There are two types of fire sprinkler systems to be aware of:
· Dry pipe sprinkler systems
· Wet pipe sprinkler systems
What are the differences between these two and when should you install one and not the other?
Let’s look at wet sprinklers first.
These contain water which is automatically dispersed as soon as a fire is detected. They cannot be used in temperatures below 40°F (4.4°C) however, and the pipes also don’t have pressurized air.
Dry sprinklers on the other hand do not contain water but have pressurized air instead, and can be used in temperatures below 40°F (4.4°C).
Wet sprinklers are the go-to for the majority of businesses.
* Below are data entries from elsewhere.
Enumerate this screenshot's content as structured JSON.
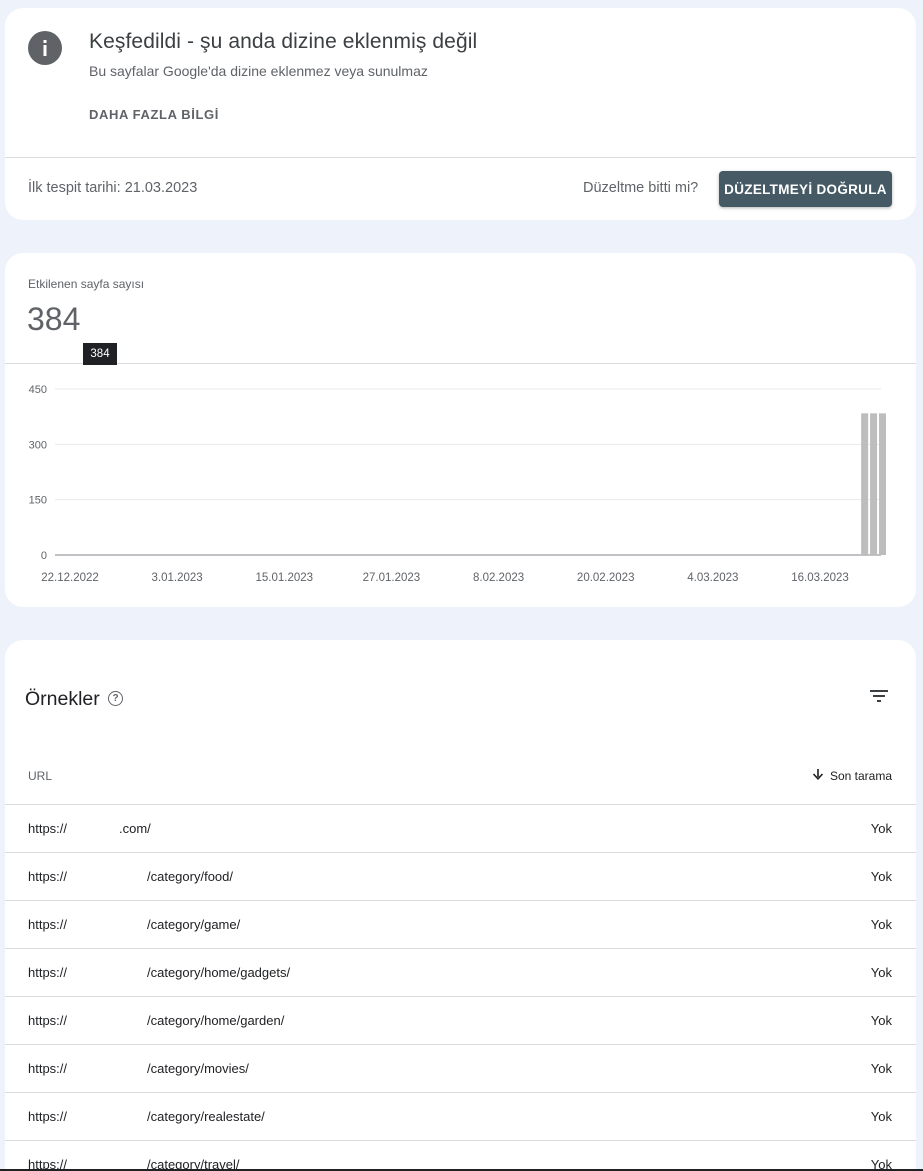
{
  "issue": {
    "title": "Keşfedildi - şu anda dizine eklenmiş değil",
    "subtitle": "Bu sayfalar Google'da dizine eklenmez veya sunulmaz",
    "learn_more": "DAHA FAZLA BİLGİ",
    "first_detected": "İlk tespit tarihi: 21.03.2023",
    "fix_question": "Düzeltme bitti mi?",
    "validate_button": "DÜZELTMEYİ DOĞRULA"
  },
  "metric": {
    "label": "Etkilenen sayfa sayısı",
    "value": "384",
    "tooltip": "384"
  },
  "chart_data": {
    "type": "bar",
    "y_ticks": [
      "450",
      "300",
      "150",
      "0"
    ],
    "x_ticks": [
      "22.12.2022",
      "3.01.2023",
      "15.01.2023",
      "27.01.2023",
      "8.02.2023",
      "20.02.2023",
      "4.03.2023",
      "16.03.2023"
    ],
    "ylim": [
      0,
      450
    ],
    "series": [
      {
        "values": [
          {
            "x": "21.03.2023",
            "y": 384
          },
          {
            "x": "22.03.2023",
            "y": 384
          },
          {
            "x": "23.03.2023",
            "y": 384
          }
        ]
      }
    ],
    "bar_color": "#bdbdbd"
  },
  "examples": {
    "title": "Örnekler",
    "col_url": "URL",
    "col_last_crawl": "Son tarama",
    "rows": [
      {
        "prefix": "https://",
        "path": ".com/",
        "last_crawl": "Yok"
      },
      {
        "prefix": "https://",
        "path": "/category/food/",
        "last_crawl": "Yok"
      },
      {
        "prefix": "https://",
        "path": "/category/game/",
        "last_crawl": "Yok"
      },
      {
        "prefix": "https://",
        "path": "/category/home/gadgets/",
        "last_crawl": "Yok"
      },
      {
        "prefix": "https://",
        "path": "/category/home/garden/",
        "last_crawl": "Yok"
      },
      {
        "prefix": "https://",
        "path": "/category/movies/",
        "last_crawl": "Yok"
      },
      {
        "prefix": "https://",
        "path": "/category/realestate/",
        "last_crawl": "Yok"
      },
      {
        "prefix": "https://",
        "path": "/category/travel/",
        "last_crawl": "Yok"
      }
    ]
  }
}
And dry sprinklers are preferable for unheated buildings, warehouses and parking garages because of the relatively lower temperatures they are often subject to.
Tip #5 Update Your Smoke Detector and Fire Alarm
How often should you check and test your smoke detectors and fire alarms?
When it comes to fire alarms it is recommended to test your smoke alarms at least once per month to confirm that they are still functional.
It is good workplace fire safety, to also replace batteries twice a year – after every six month period. The actual fire alarm itself can be switched out for a brand new system every 10 years – or however, often your local fire specialist deems necessary.
Fire alarms are an absolute must. Studies have shown us that on-premises with fire detectors and smoke alarms, the fatalities tend to be lower than in buildings with no fire detection and smoke alarm systems.
Bonus Tip: Teach Employees the Company Fire Safety Plan and Conduct Fire Drills
This list would be incomplete without talking about a fire safety plan. Every business is mandated to have a detailed plan of escape that shows at least two modes of egress for employees working inside the building.
This fire safety plan should also be taught to every employee ensuring that everyone is aware of what to do in the event of a fire. You can check how prepared your staff is by conducting fire drills to test employee response.
The Bottom Line
By taking time to assess how prepared you are as a company to respond to a fire incident you put yourself ahead of most and in a better position to recover quickly.
A major takeaway from this article is the need to be proactive in your workplace fire safety efforts.
Work with fire experts to identify problems and rectify them.
If your business is in Waterloo, Ontario don’t hesitate to reach out to the leading fire specialists: Profire Safety Services.
We offer a comprehensive line of emergency backup generators, fire alarm systems, fire warning systems, fire extinguishers, emergency lighting, exit lighting, fire safety plans, sprinkler systems, and gas detection services.
Request a free quote today.